I often have some grand ideas for the farm. They range from grandiose to simple, but to me, each and every one are ‘great’! That is, until I really sit down and think about the cost, the work involved, the space they will take up or the look on The Country Boy’s face when I tell him what I am thinking. Like Sheep. Personally, I think that was one of my better ideas – I mean, just think about it. All that wool in my backyard, just waiting to be spun into some luxurious yarn, and then weaving those skeins into something fabulous. See? Isn’t it a great idea? Well, it was, until I thought about the cost, the work involved, the space…..sorry. I’m not going to reveal exactly what the Country Boy said.

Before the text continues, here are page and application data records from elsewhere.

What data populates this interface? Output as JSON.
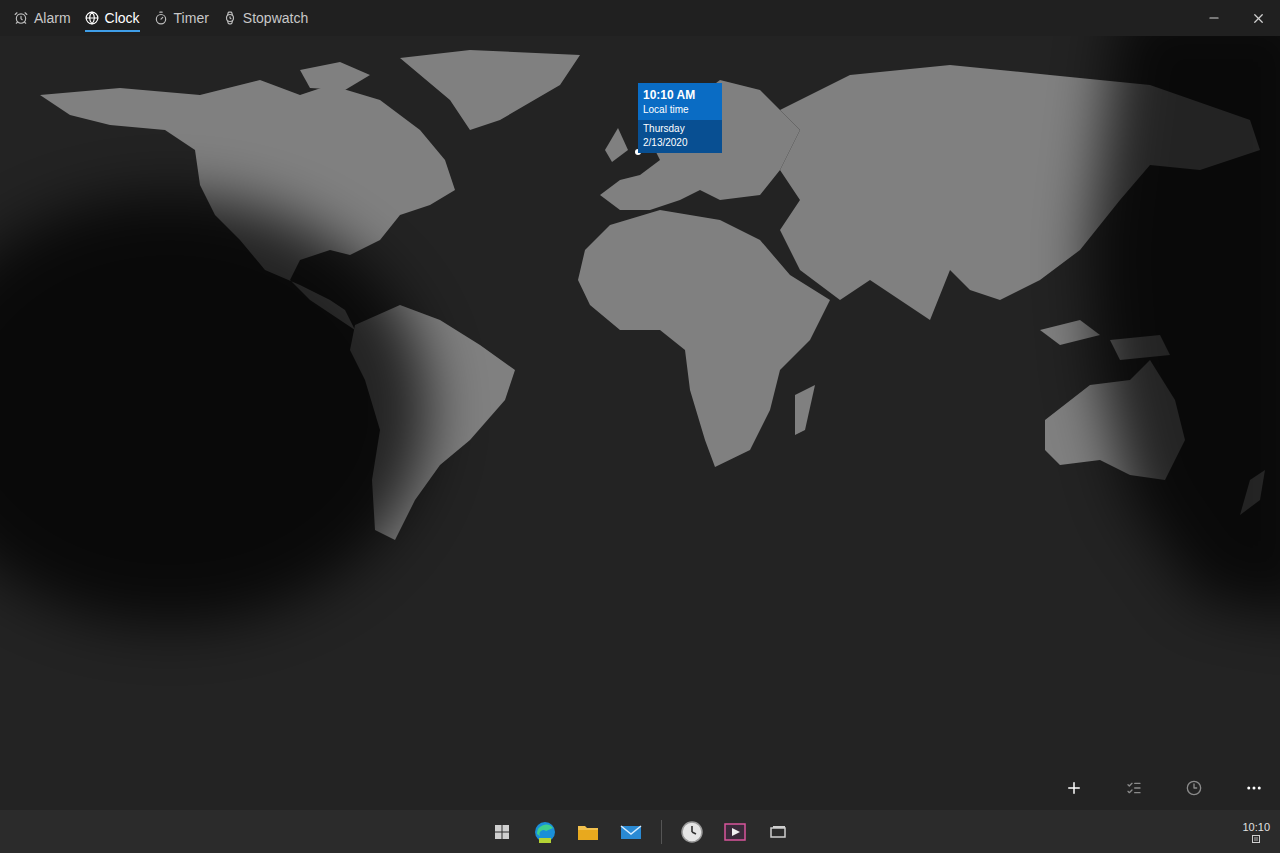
{
  "tabs": [
    {
      "label": "Alarm",
      "selected": false
    },
    {
      "label": "Clock",
      "selected": true
    },
    {
      "label": "Timer",
      "selected": false
    },
    {
      "label": "Stopwatch",
      "selected": false
    }
  ],
  "map_pin": {
    "time": "10:10 AM",
    "label": "Local time",
    "day": "Thursday",
    "date": "2/13/2020"
  },
  "taskbar": {
    "time": "10:10"
  }
}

But every once in a while, I do have a great idea that fits all the criteria. The latest one was bees. It took a little over a year from the idea to implementation, but, as of Saturday I am officially a beekeeper. True, I have had my bees for about a month, but they were finally able to move into their permanent hives yesterday. Thanks to my wonderful bee mentors, Johnny, Audi and Elaine.
We headed to the hives early in the morning through dew-laced grass. Both nucs showed strong signs of activity. I was armed to the teeth with my Michelin Man bee suit and gloves. My hive tool was in the handy pocket on the leg and I had four frames for the new hives in the box on the four wheeler. I was ready for my first lesson.
It is all too easy to get lost in the moment when keeping bees. I was so focused on listening to Johnny as he instructed me on how to remove the frames full of bees, then watching and imitating him as we gently removed propolis that I wouldn’t have noticed a Louisiana Black Bear approach to steal the honey from those hives. Apparently, the bees had built comb across two frames, and it required cutting some of it out, separating some of it and scraping other pieces. We eased them out and dropped those chunks into a plastic bag.
It took close to an hour to relocate both nucs. I grinned as each frame slipped into place in their new box. I sighed with sorrow at finding out that each time I did something like this, I would lose 10% of my bees. I felt the electric current of excitement as I saw the queens for the first time. I felt the stirring of pride when I could identify between the drones and the workers, and I stood in sheer amazement as Johnny pointed out the difference between royal jelly and pollen. I was also amazed as I noticed Elaine at three years old, standing close by, ready to assist, in her own similar bee armor.
The most amazing part of all of it was when I learned I would actually get to sample some of the first honey from the hive. Originally, it was understood that honey wouldn’t be available until fall at the earliest, with a more realistic expectation of spring. Imagine my delight when Johnny told me all those small pieces of comb we had to remove were filled with that liquid gold and ready to harvest.
So, not only did I get a lesson in moving nucs to a hive, but I also got a lesson in honey harvest. As the honey slowly drained through the cheesecloth into a canning jar, Johnny and Audi pointed out the things I would need to remember: at the end of the day, nothing would be wasted. The plastic bag in which we carried those comb pieces to the house could be laid outside and the bees would clean up the honey. The pan we put the comb into to squeeze out the honey could go, along with the left over comb. Even my honey-dripping gloves were laid out on the four-wheeler would be stripped of honey by the end of the day.
Looking back, I realized that keeping bees can occasionally be hard work. It takes a steady hand, focus and some strength, as those frames loaded with brood and honey can get rather heavy. It takes patience. It takes a strong sense of observation, and it takes a balance of working quickly yet moving slowly.
I am in love. An idea has finally come to fruition, and without a doubt Paradise Plantation will strongly benefit from this one. But the best part is that I have had the opportunity to meet three wonderful people, whom The Country Boy and I now consider our friends. As a mentoring advocate, I have also added two more to my list, and my belief that children should be encouraged and included in all things farming has a living example. Although Audi stood back (allowing me the opportunity to learn hands on), she still offered facts and guidance, while taking photos. Elaine also helped in that respect, and I am grateful. Without those photos, I would never have known that I stood in a dew-laced pasture in the serene morning hours literally surrounded in a whirlwind of bees.
Thank you, Johnny, Audi and Elaine. You have made one of this Farm Wife’s crazy dreams come true. (Now, if I can ever meet Joe, things will be perfect!)
*Note: Johnny and Audi Adams own Honey River Farms in Coushatta. They offer nucs and honey for sale and are able to come and remove swarms. For more details on all they do, Private Message them at https://www.facebook.com/Honey-River-Farms-1415159332123920/?fref=nf , or call them at (318) 332-5372. Their honey is some of the best I have tasted!
(photos by: Audi Adams)
*for a few more photos, please visit my Photo Page!